Many relationships have been determined to include special obligations between one party, often with power or the ability to exercise discretion that impacts on the other party, who may be vulnerable. Such relationships are often considered to be fiduciary in nature. The types of relationships that may be considered fiduciary are not limited, but they generally all involve the hallmarks of trust and vulnerability referred to above. Examples include lawyer and client, trustee and beneficiary, director and company, power of attorney and beneficiary and sometimes accountant and client.
A determination that a relationship is fiduciary in nature can have far reaching impacts. A fiduciary owes significant duties to the other party. These duties include duties of loyalty, good faith and the general requirement to put the other person’s interests first. The failure to perform such duties can result in damages, special costs, and exceptional abilities to enforce.
An example of such a relationship can be found in the case of KJA Consultants Inc. v. Soberman (2002), 17 C.C.E.L. (3d) 261. In this case, Soberman was a very important employee who basically ran the business for 14 years. He was the point man for virtually all the clients. To the public at large Soberman was KJA and he was determined to owe fiduciary duties to his employer. Management made no plans for his departure and no one else in the company knew the internal workings of the plaintiff. The owner’s health prevented him from stepping in when Soberman quit and that left the company very vulnerable.
After Soberman quit, he sent a letter out to all KJA customers along with his brochure saying, “If I can be of assistance, please do not hesitate to call.”

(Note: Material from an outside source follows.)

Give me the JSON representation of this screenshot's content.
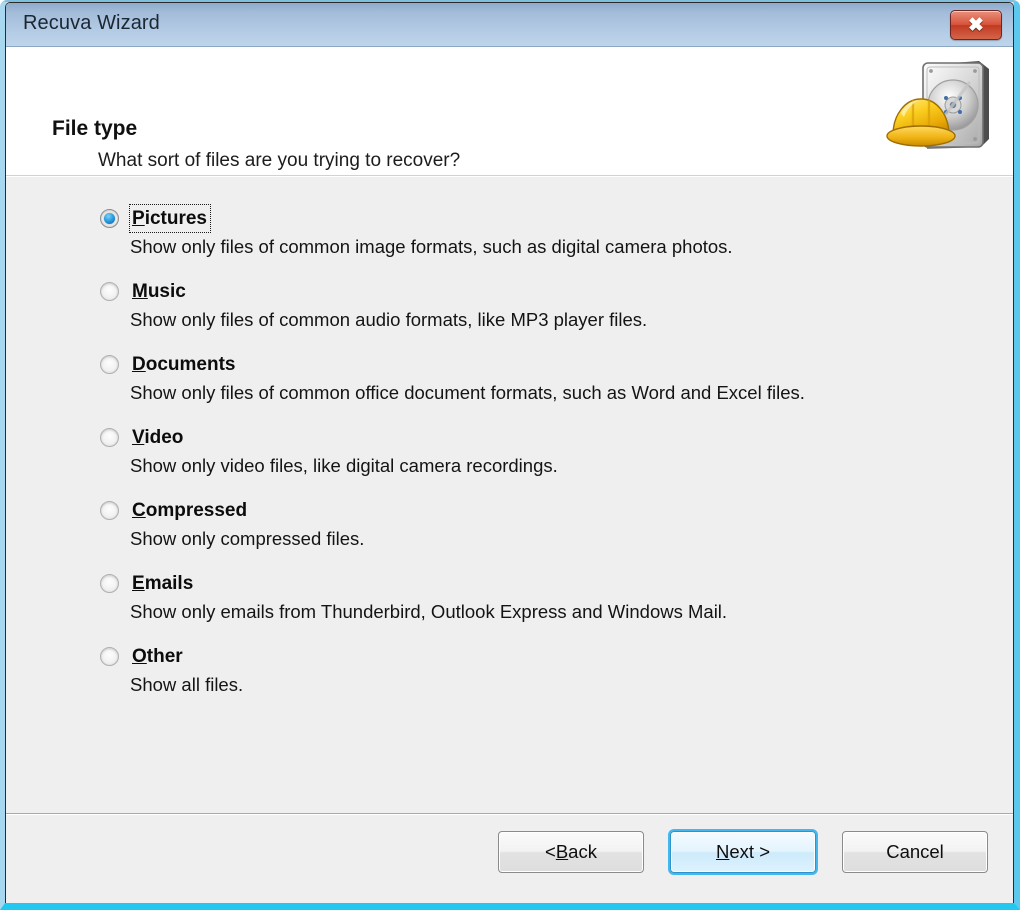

At issue was whether Soberman, by virtue of having been such an important employee, was precluded from competing with his employer. Their contract did not contain a non competition clause, but KJA argued that in common law, Soberman was a “key Man” who owed fiduciary duties to his former employer which included a duty not to use knowledge he acquired by virtue of his position in order to take significant clients away.
The court found that Soberman’s direct solicitation of his former employer’s customers constituted a clear breach of his fiduciary duties and responsibility to KJA. The court based its decision on the fact that Soberman used his knowledge of KJA’s customers to target specific people within the customer organizations in order to get the business. That was a misuse of KJA’s confidential information.
The plaintiff succeeded in obtaining injunctive relief against its former employee and obtained orders preventing him from doing further new work for his former employer’s clients. The court also ordered Soberman not to further solicit customers or use confidential information. The law suit continued to determine the plaintiff’s claims for an order that Soberman disgorge profits.
This case demonstrates but one example of a fairly typical breach of fiduciary duty case. Wagner Sidlofsky LLP and its lawyers have substantial experience dealing with breach of fiduciary duty cases in numerous contexts.